IRON DEFICIENCY

IRON DEFICIENCY

Iron is an essential mineral that our bodies need for many functions and is a key element in the metabolism of almost all living organisms. Iron deficiency is a condition marked by low iron stores in the body.

IRON OVERLOAD

IRON OVERLOAD

Excess iron in the body can lead to fatigue, anorexia, dizziness, nausea, vomiting, headache, weight loss, and shortness of breath. Genetic variations affect how much iron is absorbed leading to iron overload despite normal iron intake.

LUTEIN AND ZEAXANTHIN DEFICIENCY

LUTEIN AND ZEAXANTHIN DEFICIENCY

Lutein and Zeaxanthin (LZ) are yellow to red xanthophylls, a type of naturally occurring carotene (pigment). They are highly concentrated in parts of the human eye. LZ blocks blue light from reaching the underlying layers in the retina, reducing the risk of light-induced oxidative damage that could lead to macular degeneration and cataracts (leading causes of visual impairment and acquired blindness). Lutein and Zeaxanthin also have important antioxidant functions in the body.

LYCOPENE DEFICIENCY

LYCOPENE DEFICIENCY

Lycopene is a bright red carotene (pigment) that gives many fruits and vegetables their red color, like tomatoes, watermelons, papayas, pink grapefruits, red carrots. Studies have linked higher consumption of lycopene-rich foods with reduced risk of many diseases, asthma, some cancers, and age-related vision problems.

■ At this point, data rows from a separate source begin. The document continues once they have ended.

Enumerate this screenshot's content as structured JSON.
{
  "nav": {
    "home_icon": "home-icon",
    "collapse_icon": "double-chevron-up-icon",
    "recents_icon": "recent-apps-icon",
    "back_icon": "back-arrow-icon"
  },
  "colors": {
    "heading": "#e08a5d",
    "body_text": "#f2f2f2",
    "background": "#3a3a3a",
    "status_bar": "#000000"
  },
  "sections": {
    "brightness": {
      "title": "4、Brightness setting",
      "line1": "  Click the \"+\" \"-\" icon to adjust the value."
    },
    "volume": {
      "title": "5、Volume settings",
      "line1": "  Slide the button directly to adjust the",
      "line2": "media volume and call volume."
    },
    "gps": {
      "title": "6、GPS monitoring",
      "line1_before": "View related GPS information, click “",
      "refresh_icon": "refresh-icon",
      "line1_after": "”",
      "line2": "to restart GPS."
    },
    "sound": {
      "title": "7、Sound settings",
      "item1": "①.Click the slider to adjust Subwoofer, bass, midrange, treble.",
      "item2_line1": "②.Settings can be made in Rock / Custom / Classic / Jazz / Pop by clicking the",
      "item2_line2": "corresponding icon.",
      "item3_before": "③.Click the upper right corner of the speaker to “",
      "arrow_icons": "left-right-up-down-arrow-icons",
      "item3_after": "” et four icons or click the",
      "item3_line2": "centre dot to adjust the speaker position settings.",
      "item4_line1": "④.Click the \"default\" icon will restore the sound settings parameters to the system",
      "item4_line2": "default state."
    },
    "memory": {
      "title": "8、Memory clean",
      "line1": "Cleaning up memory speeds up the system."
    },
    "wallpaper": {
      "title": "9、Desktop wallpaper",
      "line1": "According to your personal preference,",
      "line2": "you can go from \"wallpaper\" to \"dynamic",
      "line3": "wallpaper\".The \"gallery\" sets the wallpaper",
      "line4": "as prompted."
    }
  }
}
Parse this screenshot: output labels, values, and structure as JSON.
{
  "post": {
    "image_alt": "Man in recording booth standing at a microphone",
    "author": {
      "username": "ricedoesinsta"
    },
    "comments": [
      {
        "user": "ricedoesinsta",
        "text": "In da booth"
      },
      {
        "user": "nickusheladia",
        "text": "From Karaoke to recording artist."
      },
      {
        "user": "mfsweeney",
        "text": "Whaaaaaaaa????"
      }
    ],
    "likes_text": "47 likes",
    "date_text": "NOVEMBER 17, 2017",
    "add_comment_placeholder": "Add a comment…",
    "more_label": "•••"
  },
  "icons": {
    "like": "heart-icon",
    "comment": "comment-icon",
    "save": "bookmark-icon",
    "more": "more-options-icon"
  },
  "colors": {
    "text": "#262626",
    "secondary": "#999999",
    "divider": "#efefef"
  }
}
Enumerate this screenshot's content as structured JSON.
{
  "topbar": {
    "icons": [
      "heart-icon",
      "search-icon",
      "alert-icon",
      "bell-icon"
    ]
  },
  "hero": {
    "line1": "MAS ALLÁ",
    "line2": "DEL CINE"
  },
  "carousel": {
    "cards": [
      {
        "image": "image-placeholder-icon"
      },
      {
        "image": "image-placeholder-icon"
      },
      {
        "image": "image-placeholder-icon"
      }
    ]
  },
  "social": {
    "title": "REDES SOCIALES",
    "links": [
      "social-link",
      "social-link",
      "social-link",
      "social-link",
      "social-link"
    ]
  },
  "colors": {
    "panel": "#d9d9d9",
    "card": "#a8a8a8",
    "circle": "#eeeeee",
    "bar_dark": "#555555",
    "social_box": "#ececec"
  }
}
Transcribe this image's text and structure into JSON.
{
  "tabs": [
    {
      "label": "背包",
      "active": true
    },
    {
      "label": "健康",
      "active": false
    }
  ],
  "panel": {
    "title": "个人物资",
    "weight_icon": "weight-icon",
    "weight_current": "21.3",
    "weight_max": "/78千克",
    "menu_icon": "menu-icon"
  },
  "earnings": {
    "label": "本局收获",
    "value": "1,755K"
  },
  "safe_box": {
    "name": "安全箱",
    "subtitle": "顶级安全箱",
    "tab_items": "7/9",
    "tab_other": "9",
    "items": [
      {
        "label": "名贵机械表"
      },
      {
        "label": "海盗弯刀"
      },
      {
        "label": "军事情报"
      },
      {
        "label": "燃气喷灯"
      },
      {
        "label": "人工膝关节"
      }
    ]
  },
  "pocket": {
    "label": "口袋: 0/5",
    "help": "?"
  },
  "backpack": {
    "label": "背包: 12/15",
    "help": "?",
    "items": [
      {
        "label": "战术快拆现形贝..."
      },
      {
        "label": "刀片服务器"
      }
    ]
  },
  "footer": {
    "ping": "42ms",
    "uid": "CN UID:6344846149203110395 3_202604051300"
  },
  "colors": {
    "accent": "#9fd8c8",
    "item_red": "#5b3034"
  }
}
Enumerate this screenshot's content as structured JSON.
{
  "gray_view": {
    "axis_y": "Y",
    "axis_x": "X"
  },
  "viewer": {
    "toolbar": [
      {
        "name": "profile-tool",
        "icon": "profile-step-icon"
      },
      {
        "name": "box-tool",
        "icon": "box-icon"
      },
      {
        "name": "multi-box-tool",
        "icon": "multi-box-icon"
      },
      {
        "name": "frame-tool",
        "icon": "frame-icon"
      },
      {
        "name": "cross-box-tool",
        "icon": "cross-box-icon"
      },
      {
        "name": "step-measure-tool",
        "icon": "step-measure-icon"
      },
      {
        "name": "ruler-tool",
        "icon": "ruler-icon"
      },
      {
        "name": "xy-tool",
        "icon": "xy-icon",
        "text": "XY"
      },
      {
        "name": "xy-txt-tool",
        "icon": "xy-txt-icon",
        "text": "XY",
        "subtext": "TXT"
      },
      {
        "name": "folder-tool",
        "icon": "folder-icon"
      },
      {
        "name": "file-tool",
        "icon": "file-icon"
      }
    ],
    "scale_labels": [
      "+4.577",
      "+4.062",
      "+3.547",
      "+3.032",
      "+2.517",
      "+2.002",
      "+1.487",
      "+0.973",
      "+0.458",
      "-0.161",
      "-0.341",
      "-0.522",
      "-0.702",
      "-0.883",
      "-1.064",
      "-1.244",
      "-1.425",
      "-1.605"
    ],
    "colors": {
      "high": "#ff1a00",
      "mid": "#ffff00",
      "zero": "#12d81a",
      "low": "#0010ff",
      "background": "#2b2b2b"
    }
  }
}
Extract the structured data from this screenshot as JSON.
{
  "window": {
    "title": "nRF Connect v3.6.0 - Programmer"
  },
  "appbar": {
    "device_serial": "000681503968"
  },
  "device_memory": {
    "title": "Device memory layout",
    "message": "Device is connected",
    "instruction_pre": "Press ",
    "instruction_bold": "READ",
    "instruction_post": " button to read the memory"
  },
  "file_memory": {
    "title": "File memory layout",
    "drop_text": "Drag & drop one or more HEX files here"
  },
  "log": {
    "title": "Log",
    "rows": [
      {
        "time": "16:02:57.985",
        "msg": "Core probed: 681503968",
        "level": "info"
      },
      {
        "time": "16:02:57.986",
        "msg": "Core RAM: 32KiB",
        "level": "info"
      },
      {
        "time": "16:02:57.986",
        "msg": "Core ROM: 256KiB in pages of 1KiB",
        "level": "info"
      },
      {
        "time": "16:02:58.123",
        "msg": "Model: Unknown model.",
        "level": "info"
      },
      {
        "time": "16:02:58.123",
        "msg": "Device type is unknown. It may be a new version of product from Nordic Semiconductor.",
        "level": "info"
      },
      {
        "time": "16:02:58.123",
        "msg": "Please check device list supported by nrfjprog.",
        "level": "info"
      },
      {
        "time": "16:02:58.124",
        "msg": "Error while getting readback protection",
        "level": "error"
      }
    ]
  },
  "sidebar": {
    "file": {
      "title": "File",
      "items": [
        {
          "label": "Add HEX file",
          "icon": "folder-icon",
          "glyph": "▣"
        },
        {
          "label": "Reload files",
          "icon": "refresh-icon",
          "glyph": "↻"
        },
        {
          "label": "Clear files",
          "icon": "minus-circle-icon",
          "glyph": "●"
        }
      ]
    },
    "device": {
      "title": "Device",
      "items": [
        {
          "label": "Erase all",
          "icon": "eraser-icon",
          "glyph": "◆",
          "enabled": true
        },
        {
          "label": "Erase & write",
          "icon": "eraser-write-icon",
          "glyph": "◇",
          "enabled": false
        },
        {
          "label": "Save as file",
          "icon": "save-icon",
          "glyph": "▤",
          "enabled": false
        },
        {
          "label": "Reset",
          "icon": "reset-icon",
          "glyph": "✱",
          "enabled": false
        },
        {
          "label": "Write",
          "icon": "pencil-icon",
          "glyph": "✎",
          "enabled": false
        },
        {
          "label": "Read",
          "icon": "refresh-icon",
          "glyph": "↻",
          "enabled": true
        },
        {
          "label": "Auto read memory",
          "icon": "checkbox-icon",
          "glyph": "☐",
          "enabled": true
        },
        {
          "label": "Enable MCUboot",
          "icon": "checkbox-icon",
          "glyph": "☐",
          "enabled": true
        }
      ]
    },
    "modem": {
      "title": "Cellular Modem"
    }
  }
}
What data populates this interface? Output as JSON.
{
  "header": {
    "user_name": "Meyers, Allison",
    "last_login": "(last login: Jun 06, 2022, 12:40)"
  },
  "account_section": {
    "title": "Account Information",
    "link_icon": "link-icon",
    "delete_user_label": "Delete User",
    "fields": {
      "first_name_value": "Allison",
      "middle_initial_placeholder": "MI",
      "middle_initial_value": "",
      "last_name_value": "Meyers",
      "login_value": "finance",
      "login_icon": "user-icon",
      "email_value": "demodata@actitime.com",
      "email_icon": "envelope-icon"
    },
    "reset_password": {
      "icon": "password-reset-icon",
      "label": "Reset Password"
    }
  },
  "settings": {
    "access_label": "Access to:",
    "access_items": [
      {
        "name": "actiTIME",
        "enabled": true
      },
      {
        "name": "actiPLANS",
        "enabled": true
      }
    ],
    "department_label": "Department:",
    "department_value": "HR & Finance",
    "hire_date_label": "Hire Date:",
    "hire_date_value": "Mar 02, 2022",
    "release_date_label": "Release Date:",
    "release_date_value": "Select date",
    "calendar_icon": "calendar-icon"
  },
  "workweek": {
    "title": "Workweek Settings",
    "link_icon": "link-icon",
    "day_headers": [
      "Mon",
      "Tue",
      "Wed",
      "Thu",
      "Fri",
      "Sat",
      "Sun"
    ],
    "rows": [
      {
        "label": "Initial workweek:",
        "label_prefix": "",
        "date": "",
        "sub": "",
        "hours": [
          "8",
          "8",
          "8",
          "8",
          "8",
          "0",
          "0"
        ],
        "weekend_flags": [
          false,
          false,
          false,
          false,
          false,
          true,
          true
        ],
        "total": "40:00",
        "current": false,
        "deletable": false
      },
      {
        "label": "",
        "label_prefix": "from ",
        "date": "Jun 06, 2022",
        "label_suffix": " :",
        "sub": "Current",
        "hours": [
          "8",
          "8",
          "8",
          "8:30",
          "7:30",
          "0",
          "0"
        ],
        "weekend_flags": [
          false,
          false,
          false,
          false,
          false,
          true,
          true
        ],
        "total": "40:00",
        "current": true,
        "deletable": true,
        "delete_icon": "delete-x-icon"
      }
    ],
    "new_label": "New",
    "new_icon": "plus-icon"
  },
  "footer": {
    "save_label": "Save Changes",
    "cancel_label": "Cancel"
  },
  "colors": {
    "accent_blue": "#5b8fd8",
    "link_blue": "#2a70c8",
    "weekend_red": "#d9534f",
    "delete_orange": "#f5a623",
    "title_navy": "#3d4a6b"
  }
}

MAGNESIUM DEFICIENCY

MAGNESIUM DEFICIENCY

Magnesium is an essential mineral involved in energy metabolism, nerve control, neurotransmitter release, and blood pressure regulation. It is also necessary for proper muscle function, strong bones, and good heart health. In the long term, magnesium deficiency has been associated with a high risk of osteoporosis, hypertension, cardiovascular disease, and insulin sensitivity.

PHOSPHORUS DEFICIENCY

PHOSPHORUS DEFICIENCY

Phosphorus is an essential mineral that plays a role in cell signaling, energy production, digestion, hormonal balance, proper nutrient utilization, along with muscle and nerve functioning. Serious dietary phosphorus deficiency is uncommon. Symptoms of phosphorus deficiency include weak bones, stiff joints, numbness, weakness, loss of appetite, anxiety.

SELENIUM DEFICIENCY

SELENIUM DEFICIENCY

Selenium is an essential trace mineral that plays an important role in the healthy functions of the reproductive system, immune system, and thyroid gland. It is also a powerful antioxidant that acts alongside vitamin C, vitamin E, and glutathione. Lifestyle factors that contribute to selenium imbalances include smoking, excessive alcohol consumption, stress, oral contraception, and auto-immune conditions (such as rheumatoid arthritis, lupus, celiac disease).

ZINC DEFICIENCY

ZINC DEFICIENCY

Zinc is an essential trace mineral that is needed for all forms of life. Zinc is required for many regulatory, catalytic, and structural processes in the body. It plays an important role in the healthy functioning of the immune system, wound healing, cell division, and protein synthesis. Zinc deficiency has been linked to impaired immune system function, increased colds and infections, diarrhea, loss of appetite, delayed wound healing, hair loss, taste abnormalities, and mental lethargy.